Overall, the plot is weak, where the villain wants to infect the people in the city with a toxin, then his partner comes in with an antidote that will heal the people, and he makes bank with his antidote. The origins are similar to the IDW comic book series, where April O'Neil names Splinter and the turtles, the difference being is that April is a little girl when she names them in this film. Splinter learning the art of Ninjutsu from a book he finds in the sewer makes us realize how intelligent he has become. Seeing the turtles as "kids" was fun to watch, seeing how troublesome and irresponsible they used to be. Shredder's origin wasn't really there like it was told in previous interpretations. The action scenes were fun, exciting, and entertaining, the filmmakers did a great job with these scenes. The personalities of each turtle were spot-on, and in this film it's Michelangelo who has a crush on April, and the chemistry between these two characters were fun to watch. The elevator scene was hilarious to watch, and that's all I will say about this. True fans of this series (comics, movies, and animated shows), may enjoy this film, but some fans have standards that might not be met here. My opinion is this, if you love the turtles, give this film a look-see, as a film, not comparing it to previous interpretations, because it IS entertaining. Go in with a positive attitude, don't do comparisons, go to have fun, and be prepared for some awesome fight scenes.
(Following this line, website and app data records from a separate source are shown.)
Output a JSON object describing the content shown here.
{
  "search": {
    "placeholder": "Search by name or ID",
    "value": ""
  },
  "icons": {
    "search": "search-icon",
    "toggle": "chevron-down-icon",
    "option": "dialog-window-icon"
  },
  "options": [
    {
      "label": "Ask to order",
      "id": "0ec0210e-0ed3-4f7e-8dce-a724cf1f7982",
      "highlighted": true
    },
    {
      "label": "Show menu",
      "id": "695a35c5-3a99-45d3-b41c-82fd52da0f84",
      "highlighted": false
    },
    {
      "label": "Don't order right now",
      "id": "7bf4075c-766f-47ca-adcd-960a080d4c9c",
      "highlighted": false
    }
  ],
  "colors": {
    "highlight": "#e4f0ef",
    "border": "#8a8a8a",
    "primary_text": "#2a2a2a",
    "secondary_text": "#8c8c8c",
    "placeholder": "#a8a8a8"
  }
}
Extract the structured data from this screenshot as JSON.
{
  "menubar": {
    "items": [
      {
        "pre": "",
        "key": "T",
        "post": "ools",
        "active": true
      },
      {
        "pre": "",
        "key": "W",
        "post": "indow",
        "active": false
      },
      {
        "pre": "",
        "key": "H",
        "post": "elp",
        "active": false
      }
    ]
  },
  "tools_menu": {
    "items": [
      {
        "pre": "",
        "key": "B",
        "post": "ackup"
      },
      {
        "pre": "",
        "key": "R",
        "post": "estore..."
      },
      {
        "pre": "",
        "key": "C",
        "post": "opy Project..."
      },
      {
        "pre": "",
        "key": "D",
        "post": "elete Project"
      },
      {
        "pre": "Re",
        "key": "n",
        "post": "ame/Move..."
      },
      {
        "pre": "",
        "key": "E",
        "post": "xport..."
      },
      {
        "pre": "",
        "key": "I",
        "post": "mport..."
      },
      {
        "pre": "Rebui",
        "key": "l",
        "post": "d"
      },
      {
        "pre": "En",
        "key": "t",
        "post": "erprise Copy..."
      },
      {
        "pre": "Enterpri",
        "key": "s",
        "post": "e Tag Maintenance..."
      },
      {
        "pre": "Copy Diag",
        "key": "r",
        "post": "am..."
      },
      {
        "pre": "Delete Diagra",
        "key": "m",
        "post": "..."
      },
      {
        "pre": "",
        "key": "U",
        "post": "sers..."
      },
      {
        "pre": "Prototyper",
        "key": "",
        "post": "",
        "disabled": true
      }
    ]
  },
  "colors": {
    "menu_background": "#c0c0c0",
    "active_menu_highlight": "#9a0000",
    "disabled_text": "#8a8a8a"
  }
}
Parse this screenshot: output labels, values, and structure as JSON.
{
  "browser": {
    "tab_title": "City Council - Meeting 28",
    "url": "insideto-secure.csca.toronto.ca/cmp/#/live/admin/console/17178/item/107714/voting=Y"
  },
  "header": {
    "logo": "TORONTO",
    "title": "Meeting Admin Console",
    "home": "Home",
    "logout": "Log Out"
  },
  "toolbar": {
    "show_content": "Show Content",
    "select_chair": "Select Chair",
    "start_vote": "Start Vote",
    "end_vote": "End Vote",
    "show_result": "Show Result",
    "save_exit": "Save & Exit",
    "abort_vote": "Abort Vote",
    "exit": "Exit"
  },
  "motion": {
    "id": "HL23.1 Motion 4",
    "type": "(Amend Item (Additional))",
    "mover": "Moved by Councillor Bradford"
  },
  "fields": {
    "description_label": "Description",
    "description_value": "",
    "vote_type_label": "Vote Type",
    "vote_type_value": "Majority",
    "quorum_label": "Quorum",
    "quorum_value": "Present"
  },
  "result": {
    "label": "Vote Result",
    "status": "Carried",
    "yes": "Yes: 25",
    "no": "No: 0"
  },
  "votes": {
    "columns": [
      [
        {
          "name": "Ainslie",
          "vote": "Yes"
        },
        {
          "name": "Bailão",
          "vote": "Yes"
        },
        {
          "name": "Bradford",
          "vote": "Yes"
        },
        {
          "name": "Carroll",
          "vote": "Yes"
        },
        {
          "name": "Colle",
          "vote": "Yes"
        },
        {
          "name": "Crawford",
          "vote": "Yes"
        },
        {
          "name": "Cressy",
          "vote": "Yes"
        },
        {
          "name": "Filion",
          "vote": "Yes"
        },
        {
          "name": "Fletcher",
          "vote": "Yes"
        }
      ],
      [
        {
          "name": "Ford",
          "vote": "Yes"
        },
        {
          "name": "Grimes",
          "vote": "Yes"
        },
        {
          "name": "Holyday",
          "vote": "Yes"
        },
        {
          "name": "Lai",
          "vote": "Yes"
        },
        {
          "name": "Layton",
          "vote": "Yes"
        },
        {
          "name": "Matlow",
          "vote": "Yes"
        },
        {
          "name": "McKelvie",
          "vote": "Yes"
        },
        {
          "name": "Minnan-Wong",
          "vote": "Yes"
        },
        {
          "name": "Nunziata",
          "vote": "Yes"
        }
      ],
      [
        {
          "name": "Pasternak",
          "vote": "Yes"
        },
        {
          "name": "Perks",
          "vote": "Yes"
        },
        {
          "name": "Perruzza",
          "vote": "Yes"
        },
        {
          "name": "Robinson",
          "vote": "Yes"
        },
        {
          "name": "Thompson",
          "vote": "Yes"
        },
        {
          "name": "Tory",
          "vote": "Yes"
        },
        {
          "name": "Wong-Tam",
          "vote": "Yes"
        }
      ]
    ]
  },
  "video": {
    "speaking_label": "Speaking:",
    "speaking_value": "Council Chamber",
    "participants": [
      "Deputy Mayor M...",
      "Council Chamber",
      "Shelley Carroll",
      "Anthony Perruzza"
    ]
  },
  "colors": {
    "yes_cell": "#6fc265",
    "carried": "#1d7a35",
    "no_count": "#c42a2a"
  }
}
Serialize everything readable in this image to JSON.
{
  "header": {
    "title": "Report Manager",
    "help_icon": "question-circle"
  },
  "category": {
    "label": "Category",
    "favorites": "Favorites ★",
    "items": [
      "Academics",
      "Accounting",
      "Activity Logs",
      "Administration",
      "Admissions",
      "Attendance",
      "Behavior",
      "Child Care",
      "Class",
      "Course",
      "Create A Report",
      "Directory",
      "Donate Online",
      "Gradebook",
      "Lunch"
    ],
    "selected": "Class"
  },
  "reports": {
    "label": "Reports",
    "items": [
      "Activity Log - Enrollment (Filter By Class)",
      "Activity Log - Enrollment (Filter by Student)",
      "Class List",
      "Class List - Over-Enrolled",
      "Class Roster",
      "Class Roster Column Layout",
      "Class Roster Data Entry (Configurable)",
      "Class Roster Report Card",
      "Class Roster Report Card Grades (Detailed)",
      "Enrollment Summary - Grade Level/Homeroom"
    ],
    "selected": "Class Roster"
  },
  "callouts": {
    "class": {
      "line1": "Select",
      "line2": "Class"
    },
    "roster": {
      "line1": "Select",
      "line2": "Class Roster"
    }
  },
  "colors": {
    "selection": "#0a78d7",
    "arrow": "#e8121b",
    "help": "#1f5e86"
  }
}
Keep in mind that these are the 2014 turtles, not the 80's or 90's turtles, with that in mind, prepare for a new look for the characters in the film. I rate this film a 3 out of 5 stars. I'm big on plot when it comes to films, not special effects or anything else, and this film isn't bad, it's just not great. A sequel has been mentioned, and now that the origins have been told, maybe the second film will focus more on plot and not on trying to set things up, but only time will tell.
Teenage Mutant Ninja Turtles (2014 film) is directed by Jonathan Liebesman, produced by Michael Bay, Andrew Form, Bradley Fuller, Galen Walker, Scott Mednick, and Ian Bryce, screenplay by Josh Appelbaum, André Nemec, and Evan Daugherty. Based on Teenage Mutant Ninja Turtles by Peter Laird and Kevin Eastman. Production company is Nickelodeon Movies and Platinum Dunes. Distributed by Paramount Pictures.